RECORDS TO USE Block Start
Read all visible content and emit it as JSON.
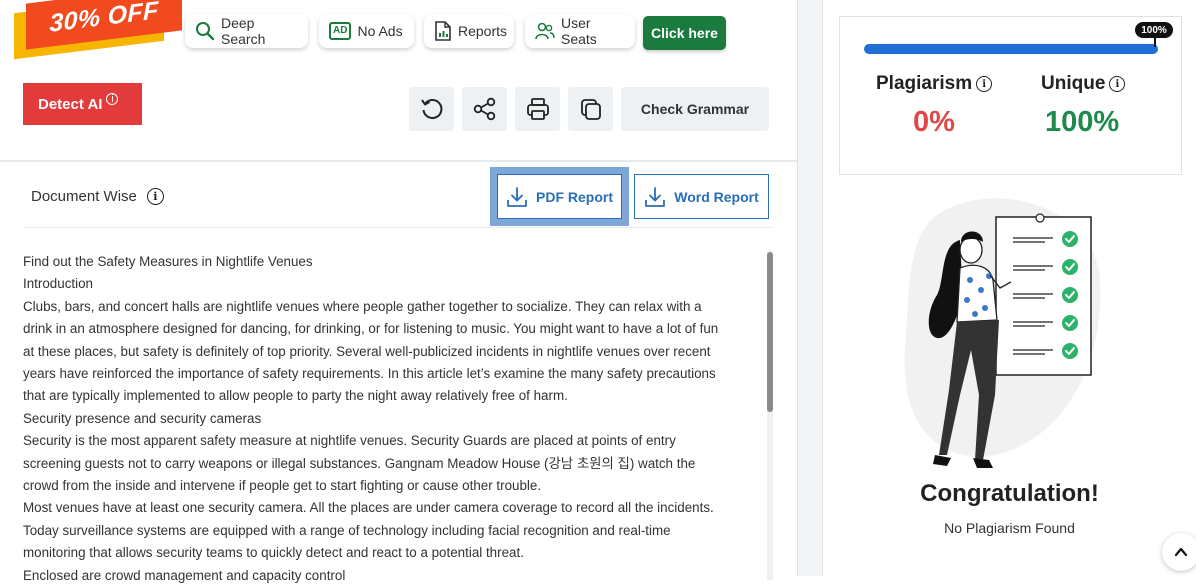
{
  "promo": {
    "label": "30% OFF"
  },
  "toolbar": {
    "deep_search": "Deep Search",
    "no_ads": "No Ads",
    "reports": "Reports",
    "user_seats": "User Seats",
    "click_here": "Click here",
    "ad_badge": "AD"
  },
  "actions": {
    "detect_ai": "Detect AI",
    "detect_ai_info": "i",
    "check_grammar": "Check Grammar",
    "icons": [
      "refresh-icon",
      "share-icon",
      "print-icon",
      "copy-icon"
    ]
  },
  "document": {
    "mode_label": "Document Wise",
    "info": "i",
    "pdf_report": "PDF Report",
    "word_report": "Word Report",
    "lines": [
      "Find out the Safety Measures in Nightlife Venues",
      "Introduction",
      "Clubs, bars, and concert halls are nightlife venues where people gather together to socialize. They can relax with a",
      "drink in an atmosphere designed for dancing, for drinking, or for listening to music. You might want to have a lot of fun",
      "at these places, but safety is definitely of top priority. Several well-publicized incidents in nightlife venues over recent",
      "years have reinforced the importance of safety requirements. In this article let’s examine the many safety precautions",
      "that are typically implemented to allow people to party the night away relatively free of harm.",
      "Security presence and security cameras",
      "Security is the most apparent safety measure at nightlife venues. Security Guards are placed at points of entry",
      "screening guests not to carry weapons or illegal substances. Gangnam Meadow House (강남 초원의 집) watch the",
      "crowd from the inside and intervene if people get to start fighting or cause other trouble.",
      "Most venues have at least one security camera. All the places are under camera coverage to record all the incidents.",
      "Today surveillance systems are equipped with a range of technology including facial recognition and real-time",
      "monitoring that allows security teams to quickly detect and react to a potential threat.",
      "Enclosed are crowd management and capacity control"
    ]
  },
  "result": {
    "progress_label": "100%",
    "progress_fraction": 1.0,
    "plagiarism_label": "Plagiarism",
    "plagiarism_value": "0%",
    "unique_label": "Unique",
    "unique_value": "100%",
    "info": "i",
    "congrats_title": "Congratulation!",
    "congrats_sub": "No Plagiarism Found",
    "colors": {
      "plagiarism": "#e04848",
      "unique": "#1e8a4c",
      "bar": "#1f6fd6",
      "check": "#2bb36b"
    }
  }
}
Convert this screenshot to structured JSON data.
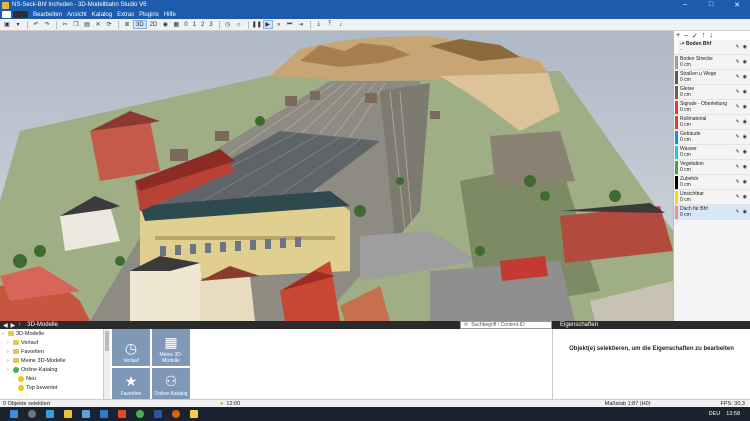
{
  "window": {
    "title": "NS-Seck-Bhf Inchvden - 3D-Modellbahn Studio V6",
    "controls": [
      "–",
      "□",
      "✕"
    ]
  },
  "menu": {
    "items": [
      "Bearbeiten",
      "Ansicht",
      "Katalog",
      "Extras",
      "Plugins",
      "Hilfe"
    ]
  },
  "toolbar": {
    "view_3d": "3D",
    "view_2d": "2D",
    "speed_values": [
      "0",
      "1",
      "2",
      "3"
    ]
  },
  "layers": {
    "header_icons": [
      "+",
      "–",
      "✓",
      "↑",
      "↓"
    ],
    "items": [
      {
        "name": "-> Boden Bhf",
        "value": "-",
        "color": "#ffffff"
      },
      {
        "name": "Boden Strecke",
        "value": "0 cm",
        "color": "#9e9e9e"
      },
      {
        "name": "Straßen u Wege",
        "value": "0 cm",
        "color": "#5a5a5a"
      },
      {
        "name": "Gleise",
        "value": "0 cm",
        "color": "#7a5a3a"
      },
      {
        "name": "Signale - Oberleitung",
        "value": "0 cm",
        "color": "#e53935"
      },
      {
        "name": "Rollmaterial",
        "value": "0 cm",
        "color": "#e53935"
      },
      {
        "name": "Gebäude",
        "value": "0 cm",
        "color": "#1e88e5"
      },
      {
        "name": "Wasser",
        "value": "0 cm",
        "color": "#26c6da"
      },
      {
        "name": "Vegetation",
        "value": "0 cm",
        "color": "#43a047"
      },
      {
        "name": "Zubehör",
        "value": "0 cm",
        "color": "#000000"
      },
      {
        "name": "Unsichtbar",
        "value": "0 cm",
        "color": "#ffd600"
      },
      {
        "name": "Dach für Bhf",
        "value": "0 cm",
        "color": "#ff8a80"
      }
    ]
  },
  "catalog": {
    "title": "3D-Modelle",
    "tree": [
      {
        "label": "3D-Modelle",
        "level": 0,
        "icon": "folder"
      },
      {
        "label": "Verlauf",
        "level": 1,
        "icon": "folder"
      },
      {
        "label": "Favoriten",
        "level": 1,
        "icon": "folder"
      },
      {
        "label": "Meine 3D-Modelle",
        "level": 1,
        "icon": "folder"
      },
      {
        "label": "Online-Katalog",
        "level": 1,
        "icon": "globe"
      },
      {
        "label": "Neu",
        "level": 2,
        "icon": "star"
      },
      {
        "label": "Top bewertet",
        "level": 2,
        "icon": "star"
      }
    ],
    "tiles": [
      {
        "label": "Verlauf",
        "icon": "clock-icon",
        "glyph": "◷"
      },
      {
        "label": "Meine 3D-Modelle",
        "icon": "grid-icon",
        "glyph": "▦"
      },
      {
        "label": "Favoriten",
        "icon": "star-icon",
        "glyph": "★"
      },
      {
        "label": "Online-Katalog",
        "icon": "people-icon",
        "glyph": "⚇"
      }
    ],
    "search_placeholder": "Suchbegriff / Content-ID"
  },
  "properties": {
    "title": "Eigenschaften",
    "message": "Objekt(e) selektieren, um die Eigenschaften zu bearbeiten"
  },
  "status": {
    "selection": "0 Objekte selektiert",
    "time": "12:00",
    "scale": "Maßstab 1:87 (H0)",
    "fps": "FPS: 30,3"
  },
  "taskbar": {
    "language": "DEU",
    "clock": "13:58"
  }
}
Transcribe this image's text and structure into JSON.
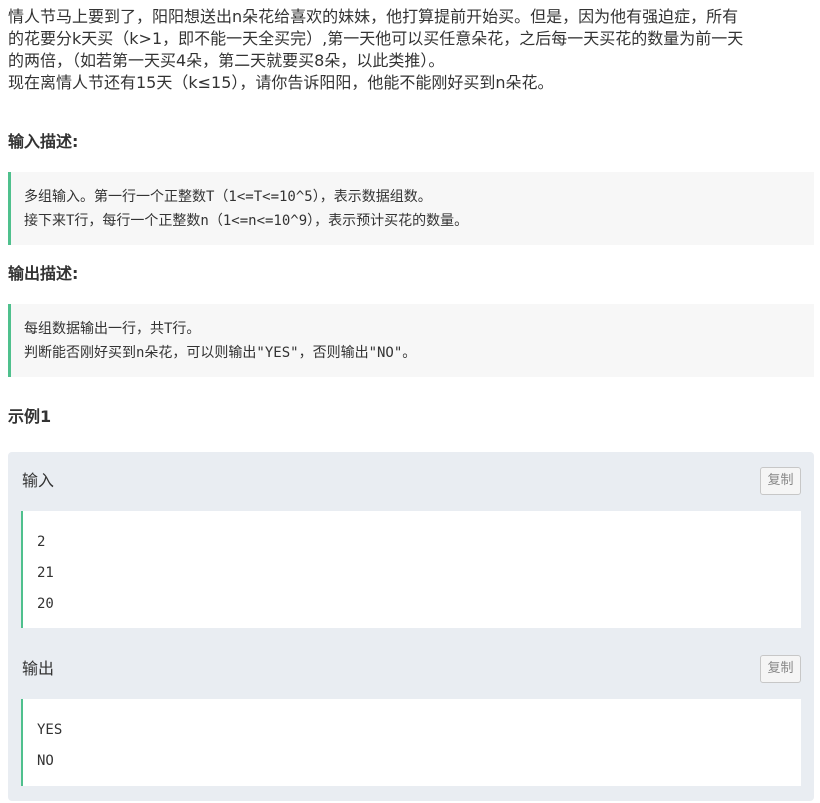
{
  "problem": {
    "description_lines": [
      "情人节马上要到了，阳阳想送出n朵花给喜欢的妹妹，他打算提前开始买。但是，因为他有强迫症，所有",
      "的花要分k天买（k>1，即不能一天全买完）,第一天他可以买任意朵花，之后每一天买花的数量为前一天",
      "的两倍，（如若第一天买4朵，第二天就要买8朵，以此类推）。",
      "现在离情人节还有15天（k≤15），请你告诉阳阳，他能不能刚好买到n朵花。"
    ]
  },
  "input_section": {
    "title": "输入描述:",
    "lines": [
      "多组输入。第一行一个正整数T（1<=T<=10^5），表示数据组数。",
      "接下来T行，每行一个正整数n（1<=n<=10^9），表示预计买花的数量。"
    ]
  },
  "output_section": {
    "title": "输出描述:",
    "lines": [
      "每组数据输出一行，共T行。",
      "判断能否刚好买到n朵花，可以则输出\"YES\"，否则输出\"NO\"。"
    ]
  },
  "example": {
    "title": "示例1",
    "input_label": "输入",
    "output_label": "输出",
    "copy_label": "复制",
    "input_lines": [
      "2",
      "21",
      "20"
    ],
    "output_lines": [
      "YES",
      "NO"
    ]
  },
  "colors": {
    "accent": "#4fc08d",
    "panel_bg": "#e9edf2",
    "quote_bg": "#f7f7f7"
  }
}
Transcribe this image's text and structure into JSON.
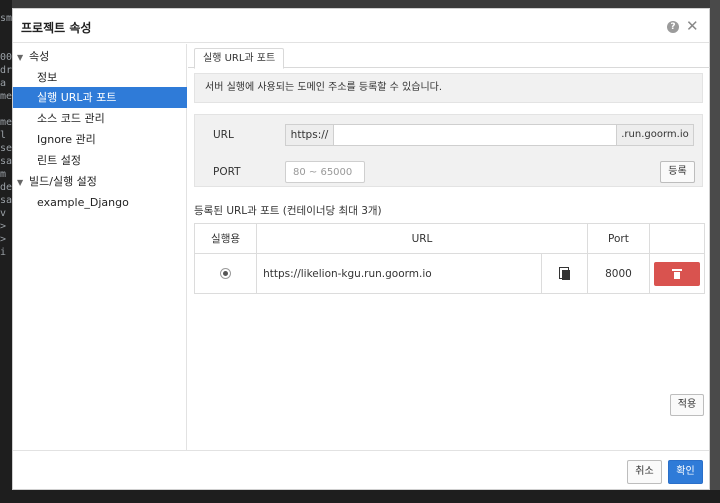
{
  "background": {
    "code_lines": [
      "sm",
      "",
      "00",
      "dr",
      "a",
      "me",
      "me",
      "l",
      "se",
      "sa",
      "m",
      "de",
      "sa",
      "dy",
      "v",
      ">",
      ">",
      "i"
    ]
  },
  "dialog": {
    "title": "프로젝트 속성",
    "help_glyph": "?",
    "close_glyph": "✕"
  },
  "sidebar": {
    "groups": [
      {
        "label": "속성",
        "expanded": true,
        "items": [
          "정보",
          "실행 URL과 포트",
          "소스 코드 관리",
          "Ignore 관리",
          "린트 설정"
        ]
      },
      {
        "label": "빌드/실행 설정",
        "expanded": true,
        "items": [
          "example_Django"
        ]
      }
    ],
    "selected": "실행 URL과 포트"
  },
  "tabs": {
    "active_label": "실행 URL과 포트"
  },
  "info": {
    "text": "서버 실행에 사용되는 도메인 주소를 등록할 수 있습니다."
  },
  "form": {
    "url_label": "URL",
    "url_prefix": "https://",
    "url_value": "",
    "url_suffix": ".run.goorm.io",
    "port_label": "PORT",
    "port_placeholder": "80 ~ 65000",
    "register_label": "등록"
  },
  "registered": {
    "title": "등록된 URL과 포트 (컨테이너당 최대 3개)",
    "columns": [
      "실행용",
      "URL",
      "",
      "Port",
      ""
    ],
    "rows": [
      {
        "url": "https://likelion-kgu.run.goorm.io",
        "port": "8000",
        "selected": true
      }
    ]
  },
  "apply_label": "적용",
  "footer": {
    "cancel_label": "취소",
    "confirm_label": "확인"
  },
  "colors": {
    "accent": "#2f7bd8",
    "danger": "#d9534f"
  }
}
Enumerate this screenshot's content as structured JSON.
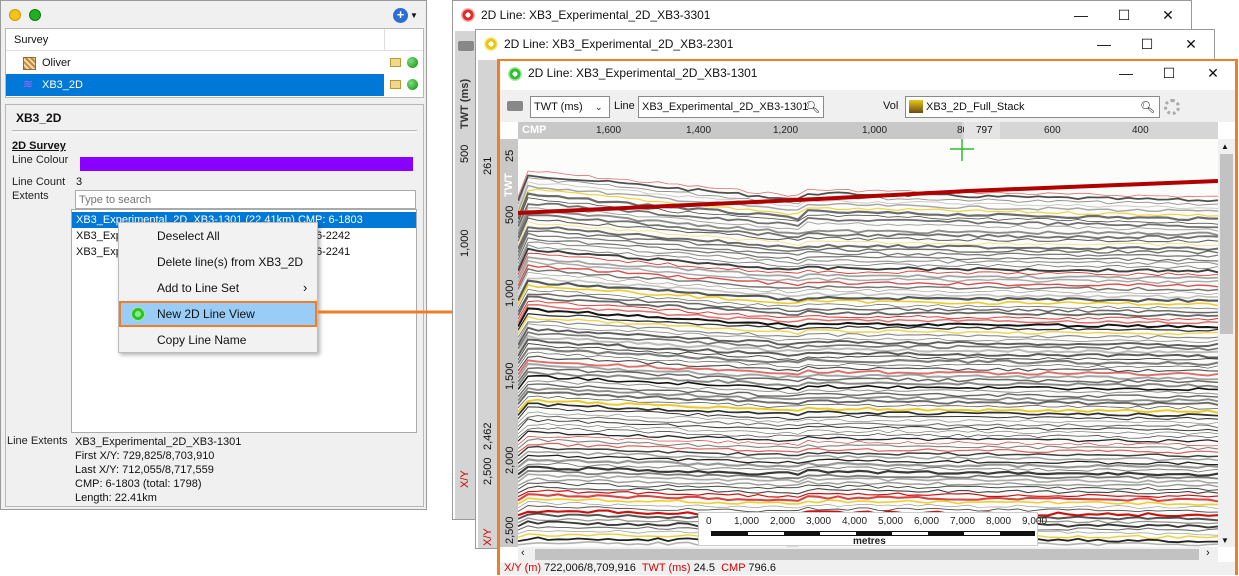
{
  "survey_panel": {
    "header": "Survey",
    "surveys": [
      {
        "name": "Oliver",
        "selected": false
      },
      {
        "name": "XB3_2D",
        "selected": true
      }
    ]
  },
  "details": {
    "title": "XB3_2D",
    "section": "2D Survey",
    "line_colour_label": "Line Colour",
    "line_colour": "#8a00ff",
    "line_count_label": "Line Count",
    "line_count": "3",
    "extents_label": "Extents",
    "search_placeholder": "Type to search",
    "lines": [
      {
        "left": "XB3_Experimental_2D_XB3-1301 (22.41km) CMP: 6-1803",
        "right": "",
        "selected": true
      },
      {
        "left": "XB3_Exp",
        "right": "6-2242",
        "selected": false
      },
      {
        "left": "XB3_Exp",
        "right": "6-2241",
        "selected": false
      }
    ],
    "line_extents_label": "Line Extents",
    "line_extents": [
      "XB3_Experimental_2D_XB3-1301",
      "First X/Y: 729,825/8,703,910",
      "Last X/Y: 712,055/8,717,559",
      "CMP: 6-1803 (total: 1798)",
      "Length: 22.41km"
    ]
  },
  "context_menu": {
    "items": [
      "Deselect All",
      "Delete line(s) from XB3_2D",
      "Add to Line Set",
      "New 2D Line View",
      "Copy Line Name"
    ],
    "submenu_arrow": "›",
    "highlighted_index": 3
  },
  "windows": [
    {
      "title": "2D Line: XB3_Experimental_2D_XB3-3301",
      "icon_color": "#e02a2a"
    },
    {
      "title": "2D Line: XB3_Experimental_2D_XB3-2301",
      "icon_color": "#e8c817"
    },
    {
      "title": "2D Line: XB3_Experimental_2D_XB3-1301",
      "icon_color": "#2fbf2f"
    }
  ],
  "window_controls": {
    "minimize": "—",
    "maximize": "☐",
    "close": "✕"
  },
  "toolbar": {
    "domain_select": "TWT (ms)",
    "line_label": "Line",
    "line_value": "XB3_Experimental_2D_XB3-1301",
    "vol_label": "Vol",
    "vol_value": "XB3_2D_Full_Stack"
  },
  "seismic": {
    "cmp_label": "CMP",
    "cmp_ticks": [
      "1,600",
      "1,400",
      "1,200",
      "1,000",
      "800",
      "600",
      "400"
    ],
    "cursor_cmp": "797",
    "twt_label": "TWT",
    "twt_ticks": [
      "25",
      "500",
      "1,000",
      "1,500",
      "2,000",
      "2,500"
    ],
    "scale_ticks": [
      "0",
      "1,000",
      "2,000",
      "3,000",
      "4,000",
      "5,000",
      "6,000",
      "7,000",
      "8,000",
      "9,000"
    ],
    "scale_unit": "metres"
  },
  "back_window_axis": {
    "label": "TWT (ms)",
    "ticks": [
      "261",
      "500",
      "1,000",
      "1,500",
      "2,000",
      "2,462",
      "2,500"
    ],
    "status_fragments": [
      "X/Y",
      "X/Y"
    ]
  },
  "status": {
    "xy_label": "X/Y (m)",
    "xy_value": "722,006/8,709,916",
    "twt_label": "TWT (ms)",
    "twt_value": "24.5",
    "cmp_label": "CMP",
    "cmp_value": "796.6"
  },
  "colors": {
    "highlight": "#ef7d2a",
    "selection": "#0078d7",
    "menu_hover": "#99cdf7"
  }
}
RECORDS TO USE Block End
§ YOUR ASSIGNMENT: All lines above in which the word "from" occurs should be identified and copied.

§ YOUR RESPONSE:
      "crowd from the inside and intervene if people get to start fighting or cause other trouble.",
      "Delete line(s) from XB3_2D",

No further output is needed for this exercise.